Evaluating Web accessibility at different processing phases BIBAFull-Text 159-181
  N. Fernandes; R. Lopes; L. Carriço
Modern Web sites use several techniques (e.g. DOM manipulation) that allow for the injection of new content into their Web pages (e.g. AJAX), as well as manipulation of the HTML DOM tree. This has the consequence that the Web pages that are presented to users (i.e. after browser processing) are different from the original structure and content that is transmitted through HTTP communication (i.e. after browser processing). This poses a series of challenges for Web accessibility evaluation, especially on automated evaluation software. This article details an experimental study designed to understand the differences posed by accessibility evaluation after Web browser processing. We implemented a Javascript-based evaluator, QualWeb, that can perform WCAG 2.0 based accessibility evaluations in the two phases of browser processing. Our study shows that, in fact, there are considerable differences between the HTML DOM trees in both phases, which have the consequence of having distinct evaluation results. We discuss the impact of these results in the light of the potential problems that these differences can pose to designers and developers that use accessibility evaluators that function before browser processing.
Improving accessibility to mathematical formulas: the Wikipedia Math Accessor BIBAFull-Text 183-204
  J. Fuentes Sepúlveda; L. Ferres

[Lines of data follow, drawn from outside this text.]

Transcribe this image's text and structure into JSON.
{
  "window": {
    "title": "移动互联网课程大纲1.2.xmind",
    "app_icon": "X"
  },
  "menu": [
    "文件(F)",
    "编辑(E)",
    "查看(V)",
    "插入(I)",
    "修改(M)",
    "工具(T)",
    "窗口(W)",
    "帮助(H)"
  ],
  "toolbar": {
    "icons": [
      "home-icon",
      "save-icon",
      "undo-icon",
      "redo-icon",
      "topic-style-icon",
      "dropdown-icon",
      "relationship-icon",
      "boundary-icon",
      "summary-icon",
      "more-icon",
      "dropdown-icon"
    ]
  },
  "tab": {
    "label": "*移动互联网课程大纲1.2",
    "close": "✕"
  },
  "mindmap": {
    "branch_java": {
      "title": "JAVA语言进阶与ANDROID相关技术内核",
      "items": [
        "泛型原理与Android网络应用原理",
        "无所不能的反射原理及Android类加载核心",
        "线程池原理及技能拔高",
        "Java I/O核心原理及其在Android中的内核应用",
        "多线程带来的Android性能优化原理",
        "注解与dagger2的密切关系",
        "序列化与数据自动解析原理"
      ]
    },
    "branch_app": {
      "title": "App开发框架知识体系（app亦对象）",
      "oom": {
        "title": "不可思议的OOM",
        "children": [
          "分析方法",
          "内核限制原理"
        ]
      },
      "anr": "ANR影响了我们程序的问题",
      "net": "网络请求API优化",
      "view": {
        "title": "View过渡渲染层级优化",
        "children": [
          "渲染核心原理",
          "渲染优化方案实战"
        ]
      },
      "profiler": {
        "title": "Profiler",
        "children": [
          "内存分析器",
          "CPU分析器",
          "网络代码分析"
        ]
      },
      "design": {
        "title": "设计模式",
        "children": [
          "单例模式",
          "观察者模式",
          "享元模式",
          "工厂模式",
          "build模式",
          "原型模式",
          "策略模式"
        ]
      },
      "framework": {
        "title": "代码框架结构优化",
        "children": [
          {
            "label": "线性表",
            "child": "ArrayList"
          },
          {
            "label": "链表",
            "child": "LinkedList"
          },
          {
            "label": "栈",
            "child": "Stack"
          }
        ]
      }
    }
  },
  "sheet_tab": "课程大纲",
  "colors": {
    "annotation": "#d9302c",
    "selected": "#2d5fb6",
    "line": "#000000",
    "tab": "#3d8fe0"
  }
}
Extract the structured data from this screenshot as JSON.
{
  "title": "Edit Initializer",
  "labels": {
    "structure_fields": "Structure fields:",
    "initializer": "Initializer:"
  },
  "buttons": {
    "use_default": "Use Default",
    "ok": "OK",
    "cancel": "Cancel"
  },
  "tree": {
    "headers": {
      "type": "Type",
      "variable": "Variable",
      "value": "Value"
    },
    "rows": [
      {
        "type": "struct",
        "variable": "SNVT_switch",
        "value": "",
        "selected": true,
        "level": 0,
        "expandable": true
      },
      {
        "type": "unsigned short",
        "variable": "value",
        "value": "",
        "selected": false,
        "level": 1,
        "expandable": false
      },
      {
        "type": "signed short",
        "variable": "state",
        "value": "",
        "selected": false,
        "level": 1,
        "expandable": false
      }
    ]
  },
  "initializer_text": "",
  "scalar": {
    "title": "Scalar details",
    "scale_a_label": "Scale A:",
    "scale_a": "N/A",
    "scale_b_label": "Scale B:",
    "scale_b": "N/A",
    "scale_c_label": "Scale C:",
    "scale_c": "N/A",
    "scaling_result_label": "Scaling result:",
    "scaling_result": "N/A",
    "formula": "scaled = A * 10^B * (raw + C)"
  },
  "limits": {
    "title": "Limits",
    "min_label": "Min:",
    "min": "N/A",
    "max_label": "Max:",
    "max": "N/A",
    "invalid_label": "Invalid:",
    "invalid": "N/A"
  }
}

Mathematics accessibility is an important topic for inclusive education. In this paper, we make Wikipedia's repository of mathematical formulas accessible by providing a natural language description of its more than 420,000 formulas using a well-researched sub-language. We also contribute by targeting Spanish speakers, for whom assistive technologies, particularly domain-specific technologies like the one described here, are scarce. Our focus on the semantics of formulas (rather than their visual appearance) allowed us to generate verbalizations with a precision of approximately 80% of understandable descriptions, as shown in an evaluation with sighted users.
GAPforAPE: an augmented browsing system to improve Web 2.0 accessibility BIBAFull-Text 205-229
  Silvia Mirri; Paola Salomoni; Catia Prandi; Ludovico Antonio Muratori
The Web 2.0 evolution has spread more interactive technologies which affected accessibility for users who navigate the Web by using assistive technologies. In particular, the partial download of new data, the continuous refreshing, and the massive use of scripting can represent significant barriers especially for people with visual impairments, who enjoy the Web by means of screen readers. On the other hand, such technologies can be an opportunity, because they can provide a new means of transcoding Web content, making the Web more accessible. In this article we present GAPforAPE, an augmented browsing system (based on Web browsers extensions) which offers a user's profiling system and transcodes Web content according to constrains declared by users: the same Web page is provided to any user, but GAPforAPE computes adequate customizations, by exploiting scripting technologies which usually affect Web pages accessibility. GAPforAPE imitates screen readers behavior: it applies a specific set of transcoding scripts devoted to a given Web site, when available, and a default set of transcoding operations otherwise. The continuous and quick evolution of the Web has shown that a crowdsourcing system is a desirable solution, letting the transcoding scripts evolve in the same way.